Dateline: November 17, 2008
Travel day! Checkout was at 10 am but our train didn’t leave until 1:11 pm (we sure planned that one well!) so we had some to kill. We wandered down to Nagoya Station and found a place in the shade on the second floor balcony of the JR Towers where some of the light show stuff happens. Later on we moved inside to the Shinkansen waiting area.
While up on the platform waiting for our train, we chatted with a lady from Sweden who was with a big group of folks. She had been working with assistive devices for 35 years so she and my brother had a discussion for a bit about things ranging from all the wheelchairs Sweden exports to what it’s like getting around in Japan.
The Ride to Hakata
Traveling from Nagoya to Hakata takes you a good half-way across the country, and involves crossing between the islands of Honshu and Kyushu. The trip took us past the Solar Ark again, and my brother got video and a good picture (the fact I was facing backwards led to me not getting anything as by the time we realized it was there, I didn’t have time to get my camera out of my pocket). The video capture came from pointing the high-def camera out the window and letting it record for a while in order to get some “traveling footage”.
We also went past a few Shinkansen yards with many trains lined up side by side, like so.
This leg of our train travels marked the first time we had to transfer trains with all the luggage, which we did at Shin-Kobe. The small image on the left is the train from the first half of the trip, a Hikari Super Express. The small image on the right is what we transfered onto, a Rail Star Hikari Super Express. They’re the same train — a 700 Series Shinkansen — but they have different paint jobs are are owned by separate branches of Japan Railways; the former is from JR Central while the latter is from JR West, thus making Shin-Kobe a figurative handover point. We weren’t able to get the private cabin in the second train when we booked the tickets, but this had some benefits. For one, we got beverage service for the first time on a Shinkansen, which is similar to what you get on airplanes.
The neat thing about Shin-Kobe is it’s a station between two tunnels and at the base of a hill full of trees. There’s also a gondola going up the side of that hill, though we aren’t sure where it goes.
There were lots of tree-covered hills along the route which are incredibly densely-packed. We went through numerous tunnels, as well, including one that took us between the two islands.

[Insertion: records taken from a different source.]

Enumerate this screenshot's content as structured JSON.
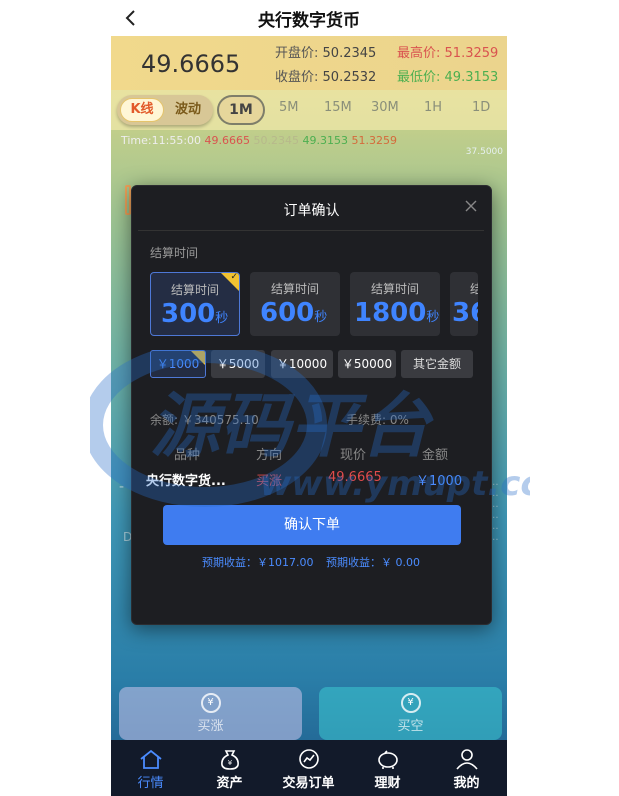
{
  "header": {
    "title": "央行数字货币"
  },
  "price": {
    "current": "49.6665",
    "open_label": "开盘价:",
    "open": "50.2345",
    "high_label": "最高价:",
    "high": "51.3259",
    "close_label": "收盘价:",
    "close": "50.2532",
    "low_label": "最低价:",
    "low": "49.3153"
  },
  "tabs": {
    "kline": "K线",
    "wave": "波动",
    "intervals": [
      "1M",
      "5M",
      "15M",
      "30M",
      "1H",
      "1D"
    ]
  },
  "chart_info": {
    "time": "Time:11:55:00",
    "v1": "49.6665",
    "v2": "50.2345",
    "v3": "49.3153",
    "v4": "51.3259",
    "axis_top": "37.5000"
  },
  "modal": {
    "title": "订单确认",
    "settle_label": "结算时间",
    "cards": [
      {
        "label": "结算时间",
        "value": "300",
        "unit": "秒"
      },
      {
        "label": "结算时间",
        "value": "600",
        "unit": "秒"
      },
      {
        "label": "结算时间",
        "value": "1800",
        "unit": "秒"
      },
      {
        "label": "结",
        "value": "36",
        "unit": ""
      }
    ],
    "amounts": [
      "￥1000",
      "￥5000",
      "￥10000",
      "￥50000",
      "其它金额"
    ],
    "balance": "余额: ￥340575.10",
    "fee": "手续费: 0%",
    "table_headers": [
      "品种",
      "方向",
      "现价",
      "金额"
    ],
    "row": {
      "name": "央行数字货...",
      "direction": "买涨",
      "price": "49.6665",
      "amount": "￥1000"
    },
    "confirm": "确认下单",
    "expect_income": "预期收益：￥1017.00",
    "expect_loss": "预期收益：￥ 0.00"
  },
  "trade": {
    "buy_up": "买涨",
    "buy_down": "买空"
  },
  "nav": [
    {
      "label": "行情",
      "icon": "home-icon"
    },
    {
      "label": "资产",
      "icon": "money-bag-icon"
    },
    {
      "label": "交易订单",
      "icon": "chart-circle-icon"
    },
    {
      "label": "理财",
      "icon": "piggy-bank-icon"
    },
    {
      "label": "我的",
      "icon": "user-icon"
    }
  ],
  "watermark": {
    "cn": "源码平台",
    "url": "www.ymupt.cc"
  },
  "colors": {
    "accent": "#3f7cf0",
    "red": "#d9534f",
    "green": "#4caf50",
    "modal_bg": "#1d1e22"
  }
}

Nestled in between the lush greenery were towns on the ocean and the occasional massive refinery installations.
Hakata is a ward of Fukuoka, home of hirosan. As part of the trip planning, hirosan had offered to book our hotels during the stay in Hakata because he knows the area well. He got us a room in the Nishitetsu Inn which is right beside Hakata Station (bonus!). This place was gorgeous. The surprising thing was that while this was by far the fanciest hotel we would stay at while in Japan, it was the second cheapest!
An interesting thing about the hotel is the main lobby is on the second floor. This is because the first floor is a large public bath. Because the escalators from the main entrance to the lobby are single-person width, we were at first concerned my brother wouldn’t be able to get in! That is, until we noticed the wheelchair access door off to the side. The sign beside the door, a frosted glass sliding door, instructed us to hit the buzzer which would alert staff at the front desk who would open the door only after checking us out on the closed-circuit cameras mounted on either side of the door. We had to do this each time on the way out too.
There were more chip-and-PIN credit card terminals at the hotel, like at Gohan Dining in Nagoya. It’s a good thing I received my replacement credit card with chip-and-PIN less than a week before the trip. Nishitetsu uses the card key to turn on the power in the room, though the hotel in Nagoya only used the long plastic fob which, if you remember, I managed to simulate with a toothbrush.
We met up with hirosan in the lobby that evening, and one of the first things I said to him was “We’re finally here to visit you!”. We’d hung out with him on multiple occasions during his trips to Canada, and we even had him over for Easter Dinner at our parents’ back in March. After comparing gadgets, we were off!
Dinner was had at MOS Burger while we planned for the next few days’ activities. There would be a “rail rage” on Thursday; Nagasaki on Friday. I tried a spicy burger topped with chili and a strip-beef burger with a “bun” made of rice.
We then went to book the tickets for the upcoming rail rage. hirosan handed over the planning sheet, seen in the photo on the right, which was way easier than trying to explain it all. We received some raised eyebrows from the ticketing staff, but I guess that’s to be expected as we were picking up 16 tickets, after all. We also got day pass tickets for the Green Bus which is what we’d spend our time doing tomorrow while hirosan was at work.
Having had our fill of MOS burger goodness and acquiring all necessary tickets, the three of us headed up to the hotel room to finish planning stuff for the rail rage and dole out the tickets accordingly. We gave Ryo his presents: some candies and syrup from Summerland Sweets which I picked up this past summer.